There’s something about Greek mythology that is so interesting to me. Oddly I didn’t find the original tales about the gods and their shenanigans very relatable, but they were fascinating nonetheless. I don’t generally seek out different interpretations of Greek mythology, but this Wednesday’s webcomic, Olympus Overdrive, took a very different turn than I was expecting and I couldn’t stop myself from reading every page. I stumbled upon it as an ad while checking Homestuck for updates, and I continue to read it to this day. From the progressive characters to the idea of Greek gods being rebooted, there’s so much to like about this comic.
So I finally got around to watching Justice League: War, and I have to say that it’s not as good as I thought it would be. I don’t think it’s bad, either—it’s actually really good—but I had set my expectations for this film much higher than I realized. Of course, most of my complaints are things that I should have seen coming.
It’s been a busy weekend for lovers of DC and Marvel properties. If you were one of the bastards lucky enough to be physically present at San Diego Comic Con, or just one of us sad bastards following along on Twitter, Tumblr, and official livestreams at home, you know some big movie news dropped over the course of the weekend. Here’s the run-down.
So, when I say “Rome, part 2,” that’s something of a deception. I’ve since left Rome and traveled to Florence, but since it will be a continuation on what happened to me in Rome the other day, I don’t feel so bad about deceiving you. Also, it’s gorgeous here.

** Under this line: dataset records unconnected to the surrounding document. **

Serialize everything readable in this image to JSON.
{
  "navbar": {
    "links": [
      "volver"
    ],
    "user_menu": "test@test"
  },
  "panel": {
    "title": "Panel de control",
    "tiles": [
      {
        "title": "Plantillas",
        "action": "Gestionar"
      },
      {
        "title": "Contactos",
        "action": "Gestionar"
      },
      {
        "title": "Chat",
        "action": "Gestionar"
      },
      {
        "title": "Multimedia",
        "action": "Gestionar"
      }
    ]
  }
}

In my previous post, I wrote about a conversation I had with two priests in Rome which prominently featured Chuck Taylors, superheroes, angels, and theodicy. I’m going to break this continuation up into two posts, one about superheroes and theodicy and a second about superheroes and angels. So, let’s get up to speed on what I’m talking about when I say “theodicy.”
Briefly, a theodicy is an attempt to argue that an omniscient, omnipotent, omnibenevolent being is probable, even in a universe where, as Paul Draper puts it, “gratuitous evils exist.” This is perhaps most famously put in that way which the early Christian apologist Lactantius attributed to Epicurus:
Is God willing to prevent evil, but not able? Then he is not omnipotent. Is he able, but not willing? Then he is malevolent. Is he both able and willing? Then whence cometh evil? Is he neither able nor willing? Then why call him God?